This week’s program is the first in a two-parter dedicated to the memory of the great British Scientist William Grey Walter. It is a story of romance, sex, wife swapping, mystery and intrigue. If that isn’t enough for you, he was a great roboticist who build the first autonomous robots that could operate together. But first I have been forced onto my soapbox again.
Noel on the soapbox
If the government want to ignore scientific evidence they should make clear their moral or political arguments
I am on my soap box this week because of the sacking of the UK Government’s Head of the Advisory Council for the Misuse of Drugs, Professor David Nutt. When Gordon Brown became prime minister he said that he would relook at the cannabis classification which had been downgraded from Class B to Class C before he took office.

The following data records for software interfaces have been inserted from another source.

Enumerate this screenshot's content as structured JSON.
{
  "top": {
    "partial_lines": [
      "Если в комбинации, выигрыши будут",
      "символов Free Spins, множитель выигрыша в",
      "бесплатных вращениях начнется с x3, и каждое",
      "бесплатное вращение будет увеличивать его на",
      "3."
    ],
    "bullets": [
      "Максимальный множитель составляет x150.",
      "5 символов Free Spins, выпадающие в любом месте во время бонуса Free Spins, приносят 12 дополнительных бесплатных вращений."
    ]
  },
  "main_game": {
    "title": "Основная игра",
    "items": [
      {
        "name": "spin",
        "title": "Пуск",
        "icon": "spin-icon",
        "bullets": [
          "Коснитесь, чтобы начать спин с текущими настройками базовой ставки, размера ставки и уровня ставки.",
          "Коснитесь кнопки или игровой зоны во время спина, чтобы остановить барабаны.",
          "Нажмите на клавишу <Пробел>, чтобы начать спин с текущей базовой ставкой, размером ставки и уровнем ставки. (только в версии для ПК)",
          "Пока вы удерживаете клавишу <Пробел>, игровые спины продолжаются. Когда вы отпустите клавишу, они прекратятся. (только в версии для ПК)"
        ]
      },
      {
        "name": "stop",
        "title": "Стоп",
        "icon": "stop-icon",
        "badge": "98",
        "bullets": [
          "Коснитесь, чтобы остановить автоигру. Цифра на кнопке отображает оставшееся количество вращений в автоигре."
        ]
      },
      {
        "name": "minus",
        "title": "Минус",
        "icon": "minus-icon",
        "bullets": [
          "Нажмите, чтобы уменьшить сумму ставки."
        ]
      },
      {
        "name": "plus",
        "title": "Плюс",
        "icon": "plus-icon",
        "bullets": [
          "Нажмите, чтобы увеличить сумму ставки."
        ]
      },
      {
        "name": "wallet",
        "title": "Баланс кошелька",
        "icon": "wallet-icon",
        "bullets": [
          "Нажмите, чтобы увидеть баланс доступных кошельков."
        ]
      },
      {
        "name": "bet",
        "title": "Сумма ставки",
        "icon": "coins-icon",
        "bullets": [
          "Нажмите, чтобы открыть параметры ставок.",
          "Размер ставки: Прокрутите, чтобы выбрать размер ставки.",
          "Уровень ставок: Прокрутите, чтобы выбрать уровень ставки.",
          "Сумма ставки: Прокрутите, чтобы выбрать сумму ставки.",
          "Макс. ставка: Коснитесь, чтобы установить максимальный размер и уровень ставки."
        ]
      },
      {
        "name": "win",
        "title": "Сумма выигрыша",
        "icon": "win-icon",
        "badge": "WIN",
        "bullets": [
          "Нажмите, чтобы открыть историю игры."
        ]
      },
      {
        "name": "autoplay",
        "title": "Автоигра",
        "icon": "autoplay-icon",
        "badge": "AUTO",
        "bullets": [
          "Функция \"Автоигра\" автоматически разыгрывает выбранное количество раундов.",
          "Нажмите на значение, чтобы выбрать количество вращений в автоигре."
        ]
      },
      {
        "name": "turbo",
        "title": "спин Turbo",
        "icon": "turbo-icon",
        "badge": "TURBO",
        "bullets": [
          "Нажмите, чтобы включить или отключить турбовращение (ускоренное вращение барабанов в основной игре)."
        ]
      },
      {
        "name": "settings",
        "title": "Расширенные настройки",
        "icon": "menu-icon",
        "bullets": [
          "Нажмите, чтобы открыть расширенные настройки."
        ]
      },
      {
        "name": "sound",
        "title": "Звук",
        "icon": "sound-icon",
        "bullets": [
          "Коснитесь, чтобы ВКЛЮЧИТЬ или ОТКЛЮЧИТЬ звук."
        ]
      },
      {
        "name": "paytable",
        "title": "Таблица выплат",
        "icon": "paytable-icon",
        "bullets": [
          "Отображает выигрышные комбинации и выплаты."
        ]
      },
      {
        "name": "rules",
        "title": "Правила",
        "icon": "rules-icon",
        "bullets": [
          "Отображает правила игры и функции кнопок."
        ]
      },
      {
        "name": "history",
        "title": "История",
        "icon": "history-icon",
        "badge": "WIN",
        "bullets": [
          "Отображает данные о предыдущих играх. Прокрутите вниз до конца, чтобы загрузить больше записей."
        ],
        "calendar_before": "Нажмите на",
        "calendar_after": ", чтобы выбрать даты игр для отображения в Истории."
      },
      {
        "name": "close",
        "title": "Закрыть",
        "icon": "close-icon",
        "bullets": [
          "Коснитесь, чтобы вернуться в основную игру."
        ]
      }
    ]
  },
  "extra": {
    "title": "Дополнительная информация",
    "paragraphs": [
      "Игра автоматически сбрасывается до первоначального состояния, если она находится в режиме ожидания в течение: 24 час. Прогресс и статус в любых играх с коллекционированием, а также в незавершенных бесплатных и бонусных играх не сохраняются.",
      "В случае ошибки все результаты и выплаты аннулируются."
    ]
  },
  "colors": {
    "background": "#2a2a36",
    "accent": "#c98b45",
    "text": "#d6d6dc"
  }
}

Professor Nutt said that the Prime minister had ignored the scientific advice completely and had even made up his mind before the council had told him that there was no evidence to support reclassifying. David Nutt, who has been a psychiatrist working of drugs and alcohol abuse for over 30 years, got sacked because he spoke out at a lecture and said that the cannabis was less harmful than alcohol and tobacco.
The scientific community has been up in arms about his sacking and even the government chief scientific advisor said that he believed the evidence. There is a much wider issue here than drugs abuse. The government should separate it policy and moral arguments from scientific arguments. It is entitled to make decisions against scientific advice but it should not then make scientific arguments. It should justify is case in other ways.
W. Grey Walter and his amazing robots Pt1
This week’s programme begins my journey into the fascinating world of W. Grey Walter (1910-1977) a great British Scientist: psychologist-neurophysiologist-roboticist-social commentator-TV celebrity.
He was far ahead of his time. Apart from a couple of simple predecessors, Grey Walter designed and built the first fully autonomous tortoise robots that could seek light, avoid obstacles and return to their hutchs to automatically recharge. They were the first robots to interact with each other and the first learning robots. They were even said to flirt with each other
In this weeks programme I look at his work with robots and discuss its importance with world renowed roboticists:
Professor Rod Brooks from MIT founder of iRobots and widely held to be the father of modern Behaviour Based Robots.
Professor Alan Winfield director of the Bristol Robotics Lab at the University of West England
Next week I go in search of one of Walter’s surviving robots and I find out about Grey Walter the man from one of his old friends and from an historian of technology.